### WHAT THE EXERCISE ASKS
Go through the records and report each line in which the word "rating" occurs.

### INFORMATION SHOWN
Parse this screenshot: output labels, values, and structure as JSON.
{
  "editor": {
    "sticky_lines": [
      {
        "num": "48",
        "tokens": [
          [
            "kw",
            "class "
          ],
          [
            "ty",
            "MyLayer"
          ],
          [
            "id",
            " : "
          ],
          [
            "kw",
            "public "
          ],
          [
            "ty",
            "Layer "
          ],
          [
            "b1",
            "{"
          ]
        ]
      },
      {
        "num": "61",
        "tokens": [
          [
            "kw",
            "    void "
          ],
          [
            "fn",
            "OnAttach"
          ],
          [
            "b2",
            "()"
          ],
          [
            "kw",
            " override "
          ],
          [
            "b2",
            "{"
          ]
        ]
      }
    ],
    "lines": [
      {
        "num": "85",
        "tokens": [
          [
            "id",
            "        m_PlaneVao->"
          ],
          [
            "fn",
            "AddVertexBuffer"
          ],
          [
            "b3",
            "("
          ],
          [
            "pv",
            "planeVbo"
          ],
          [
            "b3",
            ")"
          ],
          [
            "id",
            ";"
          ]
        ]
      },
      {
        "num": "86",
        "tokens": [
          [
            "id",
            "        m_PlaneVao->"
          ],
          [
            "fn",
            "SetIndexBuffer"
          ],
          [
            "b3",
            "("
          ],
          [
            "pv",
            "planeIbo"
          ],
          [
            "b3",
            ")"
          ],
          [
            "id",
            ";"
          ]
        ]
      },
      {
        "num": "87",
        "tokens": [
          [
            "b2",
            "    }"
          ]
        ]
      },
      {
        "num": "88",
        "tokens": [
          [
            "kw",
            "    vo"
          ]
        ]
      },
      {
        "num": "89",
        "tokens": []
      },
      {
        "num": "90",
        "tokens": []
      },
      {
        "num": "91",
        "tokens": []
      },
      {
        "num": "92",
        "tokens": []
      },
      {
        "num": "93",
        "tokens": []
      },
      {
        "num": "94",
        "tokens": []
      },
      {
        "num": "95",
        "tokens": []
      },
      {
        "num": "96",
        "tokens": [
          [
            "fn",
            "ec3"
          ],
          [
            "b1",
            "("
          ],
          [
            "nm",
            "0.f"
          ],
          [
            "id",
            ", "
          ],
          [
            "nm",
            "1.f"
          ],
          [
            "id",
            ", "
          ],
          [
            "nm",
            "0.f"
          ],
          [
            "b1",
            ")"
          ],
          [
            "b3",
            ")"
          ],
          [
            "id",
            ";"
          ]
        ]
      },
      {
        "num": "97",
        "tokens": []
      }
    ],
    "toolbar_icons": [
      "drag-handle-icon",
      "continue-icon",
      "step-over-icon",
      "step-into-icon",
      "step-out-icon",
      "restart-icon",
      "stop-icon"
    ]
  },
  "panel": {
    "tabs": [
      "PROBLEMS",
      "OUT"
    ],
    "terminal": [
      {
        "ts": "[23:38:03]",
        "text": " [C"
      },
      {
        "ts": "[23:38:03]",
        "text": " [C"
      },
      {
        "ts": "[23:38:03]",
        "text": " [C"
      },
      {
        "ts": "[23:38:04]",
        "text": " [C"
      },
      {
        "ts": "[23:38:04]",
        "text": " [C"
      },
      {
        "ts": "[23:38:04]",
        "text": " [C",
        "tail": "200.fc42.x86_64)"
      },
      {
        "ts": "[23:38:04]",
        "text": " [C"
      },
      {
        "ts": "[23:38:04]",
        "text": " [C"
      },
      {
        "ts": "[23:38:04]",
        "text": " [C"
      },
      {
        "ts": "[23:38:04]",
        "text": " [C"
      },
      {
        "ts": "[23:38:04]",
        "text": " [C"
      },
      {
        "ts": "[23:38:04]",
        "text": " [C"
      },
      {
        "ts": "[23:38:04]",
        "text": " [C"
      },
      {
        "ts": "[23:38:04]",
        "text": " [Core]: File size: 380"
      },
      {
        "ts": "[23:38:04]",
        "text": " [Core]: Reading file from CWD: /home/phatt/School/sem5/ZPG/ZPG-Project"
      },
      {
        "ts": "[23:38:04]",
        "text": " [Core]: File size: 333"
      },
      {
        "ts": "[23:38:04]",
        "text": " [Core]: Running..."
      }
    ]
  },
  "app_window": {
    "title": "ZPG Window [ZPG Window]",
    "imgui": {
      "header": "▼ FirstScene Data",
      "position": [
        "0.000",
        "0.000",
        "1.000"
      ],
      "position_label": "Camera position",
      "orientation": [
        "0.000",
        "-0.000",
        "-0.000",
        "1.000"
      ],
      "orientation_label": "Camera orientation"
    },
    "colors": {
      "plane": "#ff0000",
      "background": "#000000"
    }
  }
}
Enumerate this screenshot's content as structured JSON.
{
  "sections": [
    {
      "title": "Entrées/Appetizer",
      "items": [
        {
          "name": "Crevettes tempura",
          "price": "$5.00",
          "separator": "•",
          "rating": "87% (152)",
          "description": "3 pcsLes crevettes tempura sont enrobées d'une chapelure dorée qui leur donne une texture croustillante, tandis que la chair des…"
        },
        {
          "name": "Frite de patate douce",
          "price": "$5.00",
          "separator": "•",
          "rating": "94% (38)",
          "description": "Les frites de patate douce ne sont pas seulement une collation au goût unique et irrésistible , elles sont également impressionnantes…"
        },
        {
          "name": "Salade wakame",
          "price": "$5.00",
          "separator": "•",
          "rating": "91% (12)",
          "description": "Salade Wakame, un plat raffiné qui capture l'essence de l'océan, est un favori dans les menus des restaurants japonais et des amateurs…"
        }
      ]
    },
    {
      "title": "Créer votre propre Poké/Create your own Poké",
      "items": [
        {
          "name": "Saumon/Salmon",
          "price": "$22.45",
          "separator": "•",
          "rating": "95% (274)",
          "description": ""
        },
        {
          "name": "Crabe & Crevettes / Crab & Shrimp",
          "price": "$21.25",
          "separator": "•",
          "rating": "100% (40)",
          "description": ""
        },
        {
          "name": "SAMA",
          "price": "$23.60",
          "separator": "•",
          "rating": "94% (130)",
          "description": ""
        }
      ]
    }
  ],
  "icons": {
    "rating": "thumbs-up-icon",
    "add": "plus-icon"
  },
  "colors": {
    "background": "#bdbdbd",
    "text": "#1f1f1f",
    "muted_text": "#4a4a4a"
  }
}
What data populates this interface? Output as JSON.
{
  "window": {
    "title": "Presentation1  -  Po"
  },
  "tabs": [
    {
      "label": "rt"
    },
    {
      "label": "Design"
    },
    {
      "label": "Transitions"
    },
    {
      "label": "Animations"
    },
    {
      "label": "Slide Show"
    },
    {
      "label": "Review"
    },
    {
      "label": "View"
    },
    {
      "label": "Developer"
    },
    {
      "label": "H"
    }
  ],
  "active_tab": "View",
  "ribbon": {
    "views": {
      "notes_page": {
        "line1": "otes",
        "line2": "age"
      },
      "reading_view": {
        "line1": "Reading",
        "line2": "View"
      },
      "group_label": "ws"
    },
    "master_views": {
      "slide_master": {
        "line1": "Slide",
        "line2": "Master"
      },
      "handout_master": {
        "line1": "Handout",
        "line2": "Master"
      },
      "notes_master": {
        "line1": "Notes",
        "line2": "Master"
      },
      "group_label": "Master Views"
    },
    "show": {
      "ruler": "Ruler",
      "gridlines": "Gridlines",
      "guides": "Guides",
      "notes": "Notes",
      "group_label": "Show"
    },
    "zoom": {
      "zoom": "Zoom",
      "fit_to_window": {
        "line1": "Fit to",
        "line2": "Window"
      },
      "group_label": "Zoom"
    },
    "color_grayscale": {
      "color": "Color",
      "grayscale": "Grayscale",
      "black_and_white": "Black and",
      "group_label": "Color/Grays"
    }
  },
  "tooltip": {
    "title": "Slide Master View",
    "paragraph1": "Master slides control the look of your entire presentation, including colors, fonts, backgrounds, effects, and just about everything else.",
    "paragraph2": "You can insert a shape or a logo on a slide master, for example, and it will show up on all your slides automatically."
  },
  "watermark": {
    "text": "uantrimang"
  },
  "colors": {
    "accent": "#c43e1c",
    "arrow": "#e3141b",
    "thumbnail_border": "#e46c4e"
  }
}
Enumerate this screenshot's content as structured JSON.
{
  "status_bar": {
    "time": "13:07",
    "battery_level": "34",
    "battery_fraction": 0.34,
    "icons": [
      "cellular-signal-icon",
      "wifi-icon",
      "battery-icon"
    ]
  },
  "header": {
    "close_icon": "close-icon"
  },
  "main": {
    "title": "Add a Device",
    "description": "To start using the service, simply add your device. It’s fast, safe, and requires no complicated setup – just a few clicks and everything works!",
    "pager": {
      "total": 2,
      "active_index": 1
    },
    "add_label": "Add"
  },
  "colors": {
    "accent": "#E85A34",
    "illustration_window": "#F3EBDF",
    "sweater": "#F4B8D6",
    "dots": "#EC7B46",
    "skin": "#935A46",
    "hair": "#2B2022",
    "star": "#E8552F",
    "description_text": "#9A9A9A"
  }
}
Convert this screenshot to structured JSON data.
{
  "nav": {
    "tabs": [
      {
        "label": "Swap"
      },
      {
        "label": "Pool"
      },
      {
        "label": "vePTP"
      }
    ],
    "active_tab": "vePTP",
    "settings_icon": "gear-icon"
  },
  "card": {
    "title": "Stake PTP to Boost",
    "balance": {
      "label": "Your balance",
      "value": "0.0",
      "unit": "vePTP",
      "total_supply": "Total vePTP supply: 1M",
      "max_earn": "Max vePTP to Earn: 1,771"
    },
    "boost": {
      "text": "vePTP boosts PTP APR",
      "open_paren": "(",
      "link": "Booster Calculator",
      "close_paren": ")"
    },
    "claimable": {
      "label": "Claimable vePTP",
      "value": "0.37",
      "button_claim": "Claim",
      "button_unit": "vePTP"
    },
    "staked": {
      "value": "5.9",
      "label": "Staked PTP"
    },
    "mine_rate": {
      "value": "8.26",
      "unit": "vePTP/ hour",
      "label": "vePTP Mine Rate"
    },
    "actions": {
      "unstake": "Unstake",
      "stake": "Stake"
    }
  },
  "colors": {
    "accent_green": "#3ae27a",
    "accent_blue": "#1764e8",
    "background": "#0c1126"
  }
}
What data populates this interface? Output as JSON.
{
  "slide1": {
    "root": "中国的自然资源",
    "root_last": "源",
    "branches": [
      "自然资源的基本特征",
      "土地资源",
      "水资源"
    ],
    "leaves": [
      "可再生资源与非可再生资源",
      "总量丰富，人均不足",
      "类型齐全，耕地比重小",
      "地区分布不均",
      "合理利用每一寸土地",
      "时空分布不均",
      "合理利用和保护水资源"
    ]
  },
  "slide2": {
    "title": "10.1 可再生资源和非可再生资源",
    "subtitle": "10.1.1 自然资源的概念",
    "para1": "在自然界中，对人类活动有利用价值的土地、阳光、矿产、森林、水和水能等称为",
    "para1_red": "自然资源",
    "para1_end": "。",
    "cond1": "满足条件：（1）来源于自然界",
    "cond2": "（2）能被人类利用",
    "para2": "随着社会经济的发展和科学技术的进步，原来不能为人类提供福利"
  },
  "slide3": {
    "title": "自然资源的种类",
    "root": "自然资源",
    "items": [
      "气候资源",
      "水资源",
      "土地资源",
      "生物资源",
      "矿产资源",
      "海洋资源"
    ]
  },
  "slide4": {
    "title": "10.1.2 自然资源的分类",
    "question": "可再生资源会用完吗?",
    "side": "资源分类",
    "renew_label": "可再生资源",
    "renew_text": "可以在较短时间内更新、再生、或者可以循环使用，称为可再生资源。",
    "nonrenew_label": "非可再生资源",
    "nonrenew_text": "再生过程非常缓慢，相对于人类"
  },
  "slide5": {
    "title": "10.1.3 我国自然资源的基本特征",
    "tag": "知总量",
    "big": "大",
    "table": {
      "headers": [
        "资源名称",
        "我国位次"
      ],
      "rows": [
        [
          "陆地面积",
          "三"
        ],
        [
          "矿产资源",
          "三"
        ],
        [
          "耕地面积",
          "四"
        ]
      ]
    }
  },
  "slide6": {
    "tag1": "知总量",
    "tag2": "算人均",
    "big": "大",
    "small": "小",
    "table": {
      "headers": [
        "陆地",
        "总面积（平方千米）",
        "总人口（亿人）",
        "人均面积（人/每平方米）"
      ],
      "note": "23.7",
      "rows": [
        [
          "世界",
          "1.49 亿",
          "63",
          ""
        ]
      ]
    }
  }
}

### EXPECTED ANSWER
          "rating": "87% (152)",
          "rating": "94% (38)",
          "rating": "91% (12)",
          "rating": "95% (274)",
          "rating": "100% (40)",
          "rating": "94% (130)",
    "rating": "thumbs-up-icon",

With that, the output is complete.